▶ **Aim of the exercise**:
Without the pictures, write the listing out again exactly as it appears.

▶ **Entries shown**:
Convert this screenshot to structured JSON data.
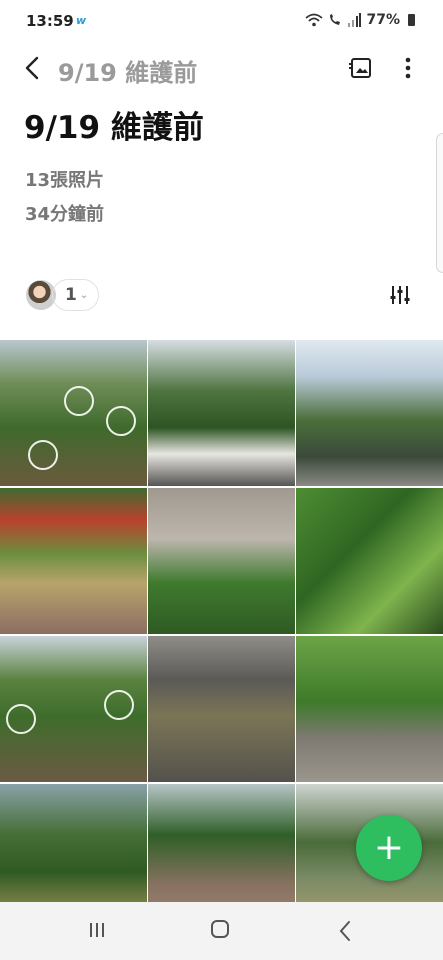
{
  "status_bar": {
    "time": "13:59",
    "app_icon": "w-app-icon",
    "battery_percent": "77%"
  },
  "appbar": {
    "title": "9/19 維護前"
  },
  "album": {
    "title": "9/19 維護前",
    "photo_count": "13張照片",
    "updated": "34分鐘前"
  },
  "share": {
    "member_count": "1"
  },
  "grid": {
    "tiles": [
      {
        "name": "photo-garden-circles-1",
        "circles": true
      },
      {
        "name": "photo-tree-house",
        "circles": false
      },
      {
        "name": "photo-tall-tree-sky",
        "circles": false
      },
      {
        "name": "photo-brick-path-red-flowers",
        "circles": false
      },
      {
        "name": "photo-wall-plants",
        "circles": false
      },
      {
        "name": "photo-leafy-bush",
        "circles": false
      },
      {
        "name": "photo-garden-circles-2",
        "circles": true
      },
      {
        "name": "photo-parking-lot",
        "circles": false
      },
      {
        "name": "photo-shrub-pillar",
        "circles": false
      },
      {
        "name": "photo-lawn-trees",
        "circles": false
      },
      {
        "name": "photo-bonsai-path",
        "circles": false
      },
      {
        "name": "photo-yard-shed",
        "circles": false
      }
    ]
  },
  "colors": {
    "fab": "#2ebd5f",
    "title": "#111111",
    "muted": "#777777"
  }
}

▶ **Output for this task**:
Convert this screenshot to structured JSON data.
{
  "status_bar": {
    "time": "13:59",
    "app_icon": "w-app-icon",
    "battery_percent": "77%"
  },
  "appbar": {
    "title": "9/19 維護前"
  },
  "album": {
    "title": "9/19 維護前",
    "photo_count": "13張照片",
    "updated": "34分鐘前"
  },
  "share": {
    "member_count": "1"
  },
  "grid": {
    "tiles": [
      {
        "name": "photo-garden-circles-1",
        "circles": true
      },
      {
        "name": "photo-tree-house",
        "circles": false
      },
      {
        "name": "photo-tall-tree-sky",
        "circles": false
      },
      {
        "name": "photo-brick-path-red-flowers",
        "circles": false
      },
      {
        "name": "photo-wall-plants",
        "circles": false
      },
      {
        "name": "photo-leafy-bush",
        "circles": false
      },
      {
        "name": "photo-garden-circles-2",
        "circles": true
      },
      {
        "name": "photo-parking-lot",
        "circles": false
      },
      {
        "name": "photo-shrub-pillar",
        "circles": false
      },
      {
        "name": "photo-lawn-trees",
        "circles": false
      },
      {
        "name": "photo-bonsai-path",
        "circles": false
      },
      {
        "name": "photo-yard-shed",
        "circles": false
      }
    ]
  },
  "colors": {
    "fab": "#2ebd5f",
    "title": "#111111",
    "muted": "#777777"
  }
}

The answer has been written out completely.